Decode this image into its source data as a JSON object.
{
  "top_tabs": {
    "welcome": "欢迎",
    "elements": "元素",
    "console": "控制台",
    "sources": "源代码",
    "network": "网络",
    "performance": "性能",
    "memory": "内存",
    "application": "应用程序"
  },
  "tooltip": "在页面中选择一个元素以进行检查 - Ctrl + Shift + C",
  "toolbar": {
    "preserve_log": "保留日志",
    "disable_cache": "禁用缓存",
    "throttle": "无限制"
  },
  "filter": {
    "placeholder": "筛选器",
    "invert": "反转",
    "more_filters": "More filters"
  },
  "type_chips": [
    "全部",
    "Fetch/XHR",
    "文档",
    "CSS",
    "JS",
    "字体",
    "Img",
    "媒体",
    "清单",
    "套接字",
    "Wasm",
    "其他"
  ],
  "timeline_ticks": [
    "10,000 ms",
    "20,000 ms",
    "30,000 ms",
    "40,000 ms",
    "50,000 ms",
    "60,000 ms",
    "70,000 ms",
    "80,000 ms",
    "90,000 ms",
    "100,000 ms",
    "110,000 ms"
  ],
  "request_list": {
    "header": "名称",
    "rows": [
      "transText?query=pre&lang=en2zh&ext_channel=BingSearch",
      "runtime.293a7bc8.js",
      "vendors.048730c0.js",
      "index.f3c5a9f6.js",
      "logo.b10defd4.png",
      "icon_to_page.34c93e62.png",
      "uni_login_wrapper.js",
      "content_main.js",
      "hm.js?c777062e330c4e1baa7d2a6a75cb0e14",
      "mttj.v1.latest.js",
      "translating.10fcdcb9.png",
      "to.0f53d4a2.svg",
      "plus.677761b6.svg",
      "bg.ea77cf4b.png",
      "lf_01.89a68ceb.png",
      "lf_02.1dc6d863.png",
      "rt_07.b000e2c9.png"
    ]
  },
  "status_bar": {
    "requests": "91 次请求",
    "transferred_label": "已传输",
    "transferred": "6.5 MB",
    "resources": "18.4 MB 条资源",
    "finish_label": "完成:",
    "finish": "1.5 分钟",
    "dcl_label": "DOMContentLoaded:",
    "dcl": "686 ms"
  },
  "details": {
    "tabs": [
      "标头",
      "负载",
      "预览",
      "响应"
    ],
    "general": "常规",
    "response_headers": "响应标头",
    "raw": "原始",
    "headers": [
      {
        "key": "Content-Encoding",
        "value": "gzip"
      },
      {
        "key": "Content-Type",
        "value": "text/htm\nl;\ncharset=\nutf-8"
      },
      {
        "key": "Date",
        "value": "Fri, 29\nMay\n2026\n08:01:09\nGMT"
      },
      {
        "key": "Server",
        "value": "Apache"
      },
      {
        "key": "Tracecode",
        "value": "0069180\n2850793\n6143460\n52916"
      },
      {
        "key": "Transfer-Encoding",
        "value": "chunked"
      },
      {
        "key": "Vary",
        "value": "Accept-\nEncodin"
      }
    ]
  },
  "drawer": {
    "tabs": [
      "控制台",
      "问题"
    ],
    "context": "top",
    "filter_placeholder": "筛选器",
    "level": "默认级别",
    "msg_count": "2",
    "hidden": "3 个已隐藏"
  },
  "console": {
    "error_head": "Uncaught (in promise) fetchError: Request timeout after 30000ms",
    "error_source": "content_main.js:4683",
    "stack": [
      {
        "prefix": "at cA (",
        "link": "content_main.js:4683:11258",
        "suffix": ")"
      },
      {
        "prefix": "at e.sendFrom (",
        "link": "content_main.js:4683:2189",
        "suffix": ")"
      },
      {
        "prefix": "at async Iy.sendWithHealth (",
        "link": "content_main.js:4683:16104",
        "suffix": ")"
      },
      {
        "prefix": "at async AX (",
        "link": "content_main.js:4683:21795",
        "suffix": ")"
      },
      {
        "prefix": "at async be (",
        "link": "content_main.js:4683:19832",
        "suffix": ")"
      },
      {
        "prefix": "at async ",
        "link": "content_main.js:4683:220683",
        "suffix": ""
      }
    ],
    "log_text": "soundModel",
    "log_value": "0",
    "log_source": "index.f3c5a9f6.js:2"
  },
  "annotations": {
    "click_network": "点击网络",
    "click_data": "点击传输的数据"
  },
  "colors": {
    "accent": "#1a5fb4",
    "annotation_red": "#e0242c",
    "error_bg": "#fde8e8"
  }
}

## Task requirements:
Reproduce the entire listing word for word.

## Output below:
Decode this image into its source data as a JSON object.
{
  "top_tabs": {
    "welcome": "欢迎",
    "elements": "元素",
    "console": "控制台",
    "sources": "源代码",
    "network": "网络",
    "performance": "性能",
    "memory": "内存",
    "application": "应用程序"
  },
  "tooltip": "在页面中选择一个元素以进行检查 - Ctrl + Shift + C",
  "toolbar": {
    "preserve_log": "保留日志",
    "disable_cache": "禁用缓存",
    "throttle": "无限制"
  },
  "filter": {
    "placeholder": "筛选器",
    "invert": "反转",
    "more_filters": "More filters"
  },
  "type_chips": [
    "全部",
    "Fetch/XHR",
    "文档",
    "CSS",
    "JS",
    "字体",
    "Img",
    "媒体",
    "清单",
    "套接字",
    "Wasm",
    "其他"
  ],
  "timeline_ticks": [
    "10,000 ms",
    "20,000 ms",
    "30,000 ms",
    "40,000 ms",
    "50,000 ms",
    "60,000 ms",
    "70,000 ms",
    "80,000 ms",
    "90,000 ms",
    "100,000 ms",
    "110,000 ms"
  ],
  "request_list": {
    "header": "名称",
    "rows": [
      "transText?query=pre&lang=en2zh&ext_channel=BingSearch",
      "runtime.293a7bc8.js",
      "vendors.048730c0.js",
      "index.f3c5a9f6.js",
      "logo.b10defd4.png",
      "icon_to_page.34c93e62.png",
      "uni_login_wrapper.js",
      "content_main.js",
      "hm.js?c777062e330c4e1baa7d2a6a75cb0e14",
      "mttj.v1.latest.js",
      "translating.10fcdcb9.png",
      "to.0f53d4a2.svg",
      "plus.677761b6.svg",
      "bg.ea77cf4b.png",
      "lf_01.89a68ceb.png",
      "lf_02.1dc6d863.png",
      "rt_07.b000e2c9.png"
    ]
  },
  "status_bar": {
    "requests": "91 次请求",
    "transferred_label": "已传输",
    "transferred": "6.5 MB",
    "resources": "18.4 MB 条资源",
    "finish_label": "完成:",
    "finish": "1.5 分钟",
    "dcl_label": "DOMContentLoaded:",
    "dcl": "686 ms"
  },
  "details": {
    "tabs": [
      "标头",
      "负载",
      "预览",
      "响应"
    ],
    "general": "常规",
    "response_headers": "响应标头",
    "raw": "原始",
    "headers": [
      {
        "key": "Content-Encoding",
        "value": "gzip"
      },
      {
        "key": "Content-Type",
        "value": "text/htm\nl;\ncharset=\nutf-8"
      },
      {
        "key": "Date",
        "value": "Fri, 29\nMay\n2026\n08:01:09\nGMT"
      },
      {
        "key": "Server",
        "value": "Apache"
      },
      {
        "key": "Tracecode",
        "value": "0069180\n2850793\n6143460\n52916"
      },
      {
        "key": "Transfer-Encoding",
        "value": "chunked"
      },
      {
        "key": "Vary",
        "value": "Accept-\nEncodin"
      }
    ]
  },
  "drawer": {
    "tabs": [
      "控制台",
      "问题"
    ],
    "context": "top",
    "filter_placeholder": "筛选器",
    "level": "默认级别",
    "msg_count": "2",
    "hidden": "3 个已隐藏"
  },
  "console": {
    "error_head": "Uncaught (in promise) fetchError: Request timeout after 30000ms",
    "error_source": "content_main.js:4683",
    "stack": [
      {
        "prefix": "at cA (",
        "link": "content_main.js:4683:11258",
        "suffix": ")"
      },
      {
        "prefix": "at e.sendFrom (",
        "link": "content_main.js:4683:2189",
        "suffix": ")"
      },
      {
        "prefix": "at async Iy.sendWithHealth (",
        "link": "content_main.js:4683:16104",
        "suffix": ")"
      },
      {
        "prefix": "at async AX (",
        "link": "content_main.js:4683:21795",
        "suffix": ")"
      },
      {
        "prefix": "at async be (",
        "link": "content_main.js:4683:19832",
        "suffix": ")"
      },
      {
        "prefix": "at async ",
        "link": "content_main.js:4683:220683",
        "suffix": ""
      }
    ],
    "log_text": "soundModel",
    "log_value": "0",
    "log_source": "index.f3c5a9f6.js:2"
  },
  "annotations": {
    "click_network": "点击网络",
    "click_data": "点击传输的数据"
  },
  "colors": {
    "accent": "#1a5fb4",
    "annotation_red": "#e0242c",
    "error_bg": "#fde8e8"
  }
}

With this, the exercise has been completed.